**Task statement**:
Set down each line of the records once more, precisely, and omit the pictures.
#### Information given
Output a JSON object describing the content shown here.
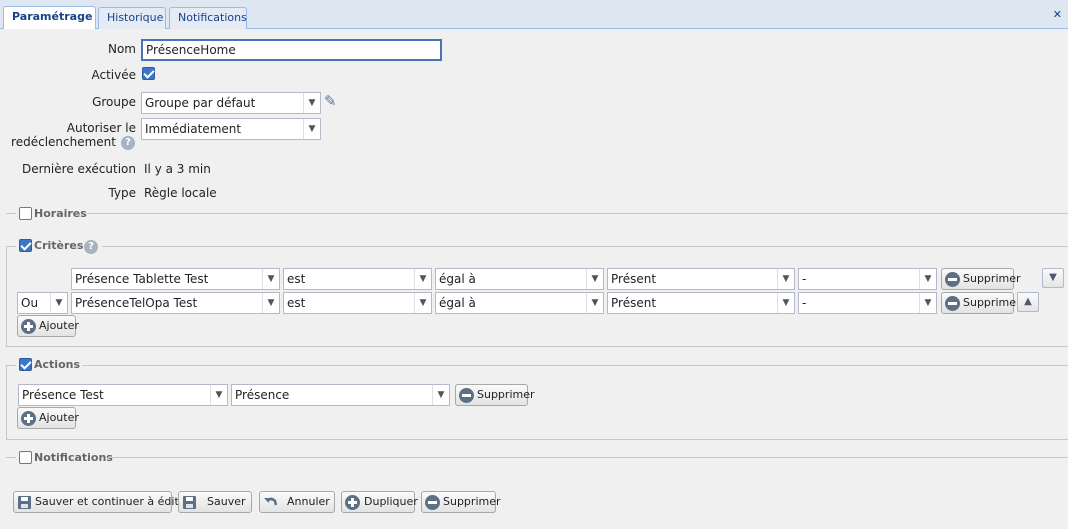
{
  "tabs": [
    {
      "label": "Paramétrage",
      "active": true
    },
    {
      "label": "Historique",
      "active": false
    },
    {
      "label": "Notifications",
      "active": false
    }
  ],
  "close_glyph": "✕",
  "form": {
    "nom_label": "Nom",
    "nom_value": "PrésenceHome",
    "activee_label": "Activée",
    "activee_checked": true,
    "groupe_label": "Groupe",
    "groupe_value": "Groupe par défaut",
    "autoriser_label_1": "Autoriser le",
    "autoriser_label_2": "redéclenchement",
    "autoriser_value": "Immédiatement",
    "derniere_label": "Dernière exécution",
    "derniere_value": "Il y a 3 min",
    "type_label": "Type",
    "type_value": "Règle locale"
  },
  "sections": {
    "horaires": {
      "label": "Horaires",
      "checked": false
    },
    "criteres": {
      "label": "Critères",
      "checked": true
    },
    "actions": {
      "label": "Actions",
      "checked": true
    },
    "notifications": {
      "label": "Notifications",
      "checked": false
    }
  },
  "criteres_rows": [
    {
      "connector": "",
      "device": "Présence Tablette Test",
      "op": "est",
      "cmp": "égal à",
      "value": "Présent",
      "extra": "-",
      "delete": "Supprimer",
      "move": "▼"
    },
    {
      "connector": "Ou",
      "device": "PrésenceTelOpa Test",
      "op": "est",
      "cmp": "égal à",
      "value": "Présent",
      "extra": "-",
      "delete": "Supprimer",
      "move": "▲"
    }
  ],
  "criteres_add": "Ajouter",
  "actions_rows": [
    {
      "device": "Présence Test",
      "value": "Présence",
      "delete": "Supprimer"
    }
  ],
  "actions_add": "Ajouter",
  "footer": {
    "save_continue": "Sauver et continuer à éditer",
    "save": "Sauver",
    "cancel": "Annuler",
    "duplicate": "Dupliquer",
    "delete": "Supprimer"
  },
  "colors": {
    "accent": "#15428b",
    "checkbox": "#3c76c7",
    "icon": "#5d6f85"
  }
}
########
**Result for this exercise**:
Output a JSON object describing the content shown here.
{
  "tabs": [
    {
      "label": "Paramétrage",
      "active": true
    },
    {
      "label": "Historique",
      "active": false
    },
    {
      "label": "Notifications",
      "active": false
    }
  ],
  "close_glyph": "✕",
  "form": {
    "nom_label": "Nom",
    "nom_value": "PrésenceHome",
    "activee_label": "Activée",
    "activee_checked": true,
    "groupe_label": "Groupe",
    "groupe_value": "Groupe par défaut",
    "autoriser_label_1": "Autoriser le",
    "autoriser_label_2": "redéclenchement",
    "autoriser_value": "Immédiatement",
    "derniere_label": "Dernière exécution",
    "derniere_value": "Il y a 3 min",
    "type_label": "Type",
    "type_value": "Règle locale"
  },
  "sections": {
    "horaires": {
      "label": "Horaires",
      "checked": false
    },
    "criteres": {
      "label": "Critères",
      "checked": true
    },
    "actions": {
      "label": "Actions",
      "checked": true
    },
    "notifications": {
      "label": "Notifications",
      "checked": false
    }
  },
  "criteres_rows": [
    {
      "connector": "",
      "device": "Présence Tablette Test",
      "op": "est",
      "cmp": "égal à",
      "value": "Présent",
      "extra": "-",
      "delete": "Supprimer",
      "move": "▼"
    },
    {
      "connector": "Ou",
      "device": "PrésenceTelOpa Test",
      "op": "est",
      "cmp": "égal à",
      "value": "Présent",
      "extra": "-",
      "delete": "Supprimer",
      "move": "▲"
    }
  ],
  "criteres_add": "Ajouter",
  "actions_rows": [
    {
      "device": "Présence Test",
      "value": "Présence",
      "delete": "Supprimer"
    }
  ],
  "actions_add": "Ajouter",
  "footer": {
    "save_continue": "Sauver et continuer à éditer",
    "save": "Sauver",
    "cancel": "Annuler",
    "duplicate": "Dupliquer",
    "delete": "Supprimer"
  },
  "colors": {
    "accent": "#15428b",
    "checkbox": "#3c76c7",
    "icon": "#5d6f85"
  }
}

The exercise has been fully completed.